The Brazilian government pledges to reduce emissions at COP 26 but wants to approve a bill in the other direction

06 novembro 2021    
Air pollution with black smoke from chimneys and industrial waste.
Copyright Credit: © Shutterstock / 24Novembers / WWF
The proposal needs to be blocked in Chamber of Deputies
© Shutterstock / 24Novembers / WWF
By WWF-Brazil

On Monday (11/08), PL 528/2021 will be voted in the House of Representatives as a proposal to create a "Brazilian carbon market." This potentially good news ended up being bad news. Brazil is one of the world's few large Greenhouse Gases emitters – GHG without rules that oblige the most polluting economic sectors to reduce their emissions. However, the bill that will be put to the vote, formally a responsibility of Representative Carla Zambelli (PSL/SP), is managed by the Ministry of the Environment. It is much worse than the original proposal by Representative Marcelo Ramos (PL/AM), which incorporated relevant points presented by the Brazilian private sector and experts.

This dramatic change of the text led by the Federal Government clashes with the two declarations signed by Brazil this week at COP26. The country ratified the texts and committed to a drastic reduction in its emissions by 2030, including methane gas caused mainly by the Brazilian livestock sector. In one of these declarations, Brazil also set the goal of ending all forms of deforestation by 2030, both legal and illegal. Bearing in mind the rest of the legislative agenda supported by the Bolsonaro government, which includes facilitating the appropriation of public forests by land grabbers and weakening the environmental impact assessment system of large constructions and polluting activities, the discourse at COP26, although formalized in two declarations, is totally detached from reality.

Preliminary versions of the bill’s text provided for the creation, within a specified period, of a Brazilian System for Registration and Trading of Greenhouse Gas Emissions (SBRC-GEE), establishing parameters and principles on which it should work. However, the project to be voted ties the start of such a system to a future and uncertain date.  The text has not yet been officially made available, even with the vote already. However, a leaked version links, for no technical reason, the beginning of the period in which Brazilian companies would have to start reducing their emissions to the ratification by Brazil of approved rules under the Climate Convention. The point is that none of the rules currently being negotiated will interfere with how Brazil should regulate the issuing economic activities. It would be just complying with the obligations already assumed. There is, therefore, no reason for this forbearance other than the desire not to make any commitment to reduce emissions.

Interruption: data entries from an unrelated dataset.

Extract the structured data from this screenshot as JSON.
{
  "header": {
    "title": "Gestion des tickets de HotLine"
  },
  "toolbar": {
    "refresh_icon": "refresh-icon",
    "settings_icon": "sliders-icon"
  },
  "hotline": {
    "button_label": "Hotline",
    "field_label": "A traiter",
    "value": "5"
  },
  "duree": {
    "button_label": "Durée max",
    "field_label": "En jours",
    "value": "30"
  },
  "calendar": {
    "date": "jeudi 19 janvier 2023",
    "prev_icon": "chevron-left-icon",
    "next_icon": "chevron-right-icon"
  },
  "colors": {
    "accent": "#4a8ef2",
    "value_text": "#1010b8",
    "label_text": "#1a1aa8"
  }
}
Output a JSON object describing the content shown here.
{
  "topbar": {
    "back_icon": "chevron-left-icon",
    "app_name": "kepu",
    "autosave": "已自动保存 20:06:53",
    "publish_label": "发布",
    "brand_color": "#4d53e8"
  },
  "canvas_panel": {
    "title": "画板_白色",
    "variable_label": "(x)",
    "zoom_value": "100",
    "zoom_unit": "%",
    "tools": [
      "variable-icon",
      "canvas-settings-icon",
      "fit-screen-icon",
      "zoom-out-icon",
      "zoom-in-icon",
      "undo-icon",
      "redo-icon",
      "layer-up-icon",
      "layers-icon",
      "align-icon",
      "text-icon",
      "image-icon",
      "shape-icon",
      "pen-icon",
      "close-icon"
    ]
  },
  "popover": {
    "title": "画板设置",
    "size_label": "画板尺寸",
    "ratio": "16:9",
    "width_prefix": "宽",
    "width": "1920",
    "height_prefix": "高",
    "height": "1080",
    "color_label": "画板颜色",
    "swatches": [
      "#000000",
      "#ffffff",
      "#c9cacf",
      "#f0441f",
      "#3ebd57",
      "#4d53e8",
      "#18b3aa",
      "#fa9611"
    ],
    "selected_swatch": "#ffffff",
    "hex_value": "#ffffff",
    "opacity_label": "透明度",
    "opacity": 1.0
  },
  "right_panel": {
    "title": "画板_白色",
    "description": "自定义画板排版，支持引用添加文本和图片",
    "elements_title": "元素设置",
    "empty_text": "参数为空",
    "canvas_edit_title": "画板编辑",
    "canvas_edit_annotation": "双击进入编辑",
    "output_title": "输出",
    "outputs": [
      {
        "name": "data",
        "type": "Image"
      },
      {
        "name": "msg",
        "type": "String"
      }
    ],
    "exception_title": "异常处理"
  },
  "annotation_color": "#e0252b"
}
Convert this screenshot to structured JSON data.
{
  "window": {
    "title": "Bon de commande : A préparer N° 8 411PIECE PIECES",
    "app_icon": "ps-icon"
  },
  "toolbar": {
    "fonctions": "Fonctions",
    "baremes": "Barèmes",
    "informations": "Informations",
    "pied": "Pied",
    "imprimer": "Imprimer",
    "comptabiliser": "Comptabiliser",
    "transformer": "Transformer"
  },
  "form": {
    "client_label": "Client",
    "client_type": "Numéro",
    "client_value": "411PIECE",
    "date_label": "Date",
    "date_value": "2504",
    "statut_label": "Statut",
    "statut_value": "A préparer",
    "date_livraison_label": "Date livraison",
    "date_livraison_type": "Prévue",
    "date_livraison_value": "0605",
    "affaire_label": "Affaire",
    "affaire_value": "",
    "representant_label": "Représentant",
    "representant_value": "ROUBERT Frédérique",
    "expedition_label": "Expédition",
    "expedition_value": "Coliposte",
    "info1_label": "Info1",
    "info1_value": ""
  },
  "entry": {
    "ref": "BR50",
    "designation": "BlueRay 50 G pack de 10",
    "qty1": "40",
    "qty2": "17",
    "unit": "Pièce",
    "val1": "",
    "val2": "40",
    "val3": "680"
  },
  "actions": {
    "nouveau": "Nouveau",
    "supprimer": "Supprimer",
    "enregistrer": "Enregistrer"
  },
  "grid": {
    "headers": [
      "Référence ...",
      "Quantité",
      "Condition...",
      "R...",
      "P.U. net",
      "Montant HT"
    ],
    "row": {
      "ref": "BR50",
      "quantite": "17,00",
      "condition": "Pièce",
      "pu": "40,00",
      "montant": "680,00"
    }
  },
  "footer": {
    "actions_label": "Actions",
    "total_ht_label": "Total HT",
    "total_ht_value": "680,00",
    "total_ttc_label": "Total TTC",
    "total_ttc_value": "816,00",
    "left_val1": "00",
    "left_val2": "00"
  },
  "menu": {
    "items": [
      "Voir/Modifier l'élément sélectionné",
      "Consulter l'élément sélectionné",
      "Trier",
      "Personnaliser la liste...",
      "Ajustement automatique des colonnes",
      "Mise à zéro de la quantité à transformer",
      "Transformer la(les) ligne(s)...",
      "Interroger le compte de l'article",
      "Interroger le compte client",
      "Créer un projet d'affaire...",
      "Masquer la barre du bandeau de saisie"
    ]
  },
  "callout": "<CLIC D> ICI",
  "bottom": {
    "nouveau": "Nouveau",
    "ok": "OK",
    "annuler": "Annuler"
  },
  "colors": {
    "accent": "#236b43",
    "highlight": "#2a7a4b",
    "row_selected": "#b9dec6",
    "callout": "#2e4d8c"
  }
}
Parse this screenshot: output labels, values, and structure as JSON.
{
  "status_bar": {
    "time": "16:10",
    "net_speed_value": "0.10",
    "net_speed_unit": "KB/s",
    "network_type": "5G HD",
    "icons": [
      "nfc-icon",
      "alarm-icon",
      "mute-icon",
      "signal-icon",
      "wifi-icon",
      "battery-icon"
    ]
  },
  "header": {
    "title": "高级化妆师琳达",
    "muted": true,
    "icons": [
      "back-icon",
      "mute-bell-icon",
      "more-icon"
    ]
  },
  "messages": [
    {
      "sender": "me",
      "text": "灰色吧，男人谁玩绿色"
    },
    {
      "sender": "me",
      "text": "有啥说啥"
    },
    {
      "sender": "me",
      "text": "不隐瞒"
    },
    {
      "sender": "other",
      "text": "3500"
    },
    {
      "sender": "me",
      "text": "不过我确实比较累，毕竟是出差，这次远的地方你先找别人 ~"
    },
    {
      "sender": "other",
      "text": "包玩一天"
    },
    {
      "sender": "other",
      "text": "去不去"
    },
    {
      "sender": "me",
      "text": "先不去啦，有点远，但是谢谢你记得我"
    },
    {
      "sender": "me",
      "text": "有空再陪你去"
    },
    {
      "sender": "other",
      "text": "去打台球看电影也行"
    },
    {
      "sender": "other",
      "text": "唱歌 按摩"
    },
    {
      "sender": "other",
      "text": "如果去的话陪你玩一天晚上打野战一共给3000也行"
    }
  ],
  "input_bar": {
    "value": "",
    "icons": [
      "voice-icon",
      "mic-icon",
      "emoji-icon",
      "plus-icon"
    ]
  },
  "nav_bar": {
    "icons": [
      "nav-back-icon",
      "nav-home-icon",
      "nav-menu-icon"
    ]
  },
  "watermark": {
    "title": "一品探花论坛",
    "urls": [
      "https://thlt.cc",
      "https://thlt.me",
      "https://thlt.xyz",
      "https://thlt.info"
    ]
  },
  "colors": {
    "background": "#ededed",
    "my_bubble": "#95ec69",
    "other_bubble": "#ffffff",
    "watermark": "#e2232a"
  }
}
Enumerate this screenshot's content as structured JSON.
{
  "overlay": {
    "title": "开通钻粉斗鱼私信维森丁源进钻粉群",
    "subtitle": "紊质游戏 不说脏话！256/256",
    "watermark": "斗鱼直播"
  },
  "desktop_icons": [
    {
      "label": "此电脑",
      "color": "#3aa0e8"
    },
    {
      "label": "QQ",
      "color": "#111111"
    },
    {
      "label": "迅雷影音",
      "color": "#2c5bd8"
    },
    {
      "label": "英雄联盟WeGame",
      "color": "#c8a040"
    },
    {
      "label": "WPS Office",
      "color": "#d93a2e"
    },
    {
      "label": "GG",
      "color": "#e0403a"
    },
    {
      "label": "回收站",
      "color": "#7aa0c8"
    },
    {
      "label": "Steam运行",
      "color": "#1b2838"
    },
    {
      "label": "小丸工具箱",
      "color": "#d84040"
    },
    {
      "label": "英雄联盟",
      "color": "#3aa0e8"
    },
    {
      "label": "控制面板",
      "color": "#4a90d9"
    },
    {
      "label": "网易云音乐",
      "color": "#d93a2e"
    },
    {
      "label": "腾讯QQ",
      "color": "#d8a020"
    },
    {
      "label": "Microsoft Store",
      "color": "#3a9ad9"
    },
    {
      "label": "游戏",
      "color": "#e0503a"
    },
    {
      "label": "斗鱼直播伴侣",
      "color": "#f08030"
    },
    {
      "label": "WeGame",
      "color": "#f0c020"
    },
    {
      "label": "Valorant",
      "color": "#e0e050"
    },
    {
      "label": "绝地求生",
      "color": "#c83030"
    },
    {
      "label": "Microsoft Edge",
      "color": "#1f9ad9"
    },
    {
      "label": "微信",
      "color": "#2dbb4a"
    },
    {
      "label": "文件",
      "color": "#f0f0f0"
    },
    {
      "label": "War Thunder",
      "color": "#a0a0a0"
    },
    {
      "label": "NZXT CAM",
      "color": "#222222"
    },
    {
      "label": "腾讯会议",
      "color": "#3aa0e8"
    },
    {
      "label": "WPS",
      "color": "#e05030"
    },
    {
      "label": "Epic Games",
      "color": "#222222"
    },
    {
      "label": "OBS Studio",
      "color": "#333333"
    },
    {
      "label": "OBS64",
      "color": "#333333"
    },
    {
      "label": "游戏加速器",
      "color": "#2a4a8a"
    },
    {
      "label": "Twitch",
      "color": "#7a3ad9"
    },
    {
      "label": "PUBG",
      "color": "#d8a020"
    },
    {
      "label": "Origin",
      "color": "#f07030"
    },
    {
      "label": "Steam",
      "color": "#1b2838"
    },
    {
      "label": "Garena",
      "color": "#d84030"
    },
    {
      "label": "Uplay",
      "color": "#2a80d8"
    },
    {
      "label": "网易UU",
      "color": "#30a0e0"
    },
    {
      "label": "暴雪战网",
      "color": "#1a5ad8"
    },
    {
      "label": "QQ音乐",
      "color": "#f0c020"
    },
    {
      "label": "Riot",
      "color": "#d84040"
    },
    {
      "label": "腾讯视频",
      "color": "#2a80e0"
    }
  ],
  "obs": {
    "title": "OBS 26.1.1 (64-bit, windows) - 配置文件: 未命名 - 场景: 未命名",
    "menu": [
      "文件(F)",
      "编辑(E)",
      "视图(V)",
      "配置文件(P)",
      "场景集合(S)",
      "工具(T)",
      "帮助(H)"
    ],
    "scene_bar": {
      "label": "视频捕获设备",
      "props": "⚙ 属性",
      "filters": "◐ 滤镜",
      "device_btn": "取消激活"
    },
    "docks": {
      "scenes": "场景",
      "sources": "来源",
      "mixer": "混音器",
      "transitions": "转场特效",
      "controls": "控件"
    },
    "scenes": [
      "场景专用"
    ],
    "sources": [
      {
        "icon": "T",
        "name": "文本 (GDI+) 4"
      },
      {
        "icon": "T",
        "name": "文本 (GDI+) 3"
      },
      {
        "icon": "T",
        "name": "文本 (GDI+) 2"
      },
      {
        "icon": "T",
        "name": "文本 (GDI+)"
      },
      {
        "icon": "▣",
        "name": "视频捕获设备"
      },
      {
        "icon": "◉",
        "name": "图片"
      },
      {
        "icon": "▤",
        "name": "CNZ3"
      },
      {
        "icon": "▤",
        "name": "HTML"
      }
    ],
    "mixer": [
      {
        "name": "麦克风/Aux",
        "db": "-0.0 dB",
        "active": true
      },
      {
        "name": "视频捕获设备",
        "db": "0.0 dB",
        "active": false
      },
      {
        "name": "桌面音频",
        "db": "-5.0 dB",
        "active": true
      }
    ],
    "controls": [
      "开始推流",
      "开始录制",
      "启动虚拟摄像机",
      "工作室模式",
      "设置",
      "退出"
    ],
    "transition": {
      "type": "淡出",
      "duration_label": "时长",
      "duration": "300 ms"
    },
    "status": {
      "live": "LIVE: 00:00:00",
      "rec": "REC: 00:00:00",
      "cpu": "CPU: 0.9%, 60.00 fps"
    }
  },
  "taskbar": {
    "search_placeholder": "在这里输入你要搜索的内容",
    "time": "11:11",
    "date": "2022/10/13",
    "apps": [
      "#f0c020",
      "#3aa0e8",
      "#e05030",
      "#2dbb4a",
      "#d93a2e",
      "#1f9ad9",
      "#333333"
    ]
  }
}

The House of Representatives will analyze a bill created behind closed doors without any society involvement, which is a real patchwork. It deals superficially with the regulated carbon market and most of its structure to regulation, thus providing a blank check for the Executive Branch to define its structure and functioning. In previous versions, a technical body would regulate the Emissions Trading System (SCE) based on guidelines established by a collegiate with the participation of different sectors of society, with transparency and social control. As the project is now, a collegiate (National Council for Climate Policy – CNPC) will propose the operating rules (it is not clear who approves them). CNPC would be composed in its majority (up to 70%) by members of the Federal Government and issuing companies. There is no participation of specialists and society representatives, who are most interested in having a system that will progressively reduce Brazilian emissions.

The project fails to establish the minimum bases to allow the population an efficient emission reduction system. That effort is sabotaged by the establishment, in a case-by-case manner, that agricultural, forestry, and "alternative land use" activities would be prohibited from being regulated. It generates immense legal uncertainty, as "alternative land use" could be anything. Besides that, the project explicitly excludes the industry responsible for 70% of Brazilian emissions, whether from deforestation or direct emissions from agriculture and livestock. A body with the competence and independence to make these sorts of decisions must define this technical matter. The exclusion of one sector by law will open the way for others to try the same shortcut, to the detriment of the climate in the country and the world.

The bill also does not define what legal instruments the competent authority will have at its disposal to ensure that everyone will comply with the limits established by it. If not included in the law, this could severely limit the effectiveness of the system. Furthermore, it does not deal with social and environmental safeguards applied to emission reduction projects accepted in the national registry.  That puts the rights of indigenous peoples and the forest at risk by excluding the concepts of credit ownership.

In summary, WWF-Brazil understands that the bill does not make progress in limiting the country's greenhouse gas emissions. It creates a confusing, obscure, and flawed system that could make Brazil fall behind in the fight against global warming for years when science demands urgency. If approved as proposed in the House of Representatives, Brazil runs an enormous risk of being left out of the market and failing to capture billions of dollars. That would happen because of a regulation bringing neither legal certainty to investors nor consistency in results delivery. If it passes the House, there will be an urge to change the bill in the Federal Senate, with public debates, previously known texts, and social involvement.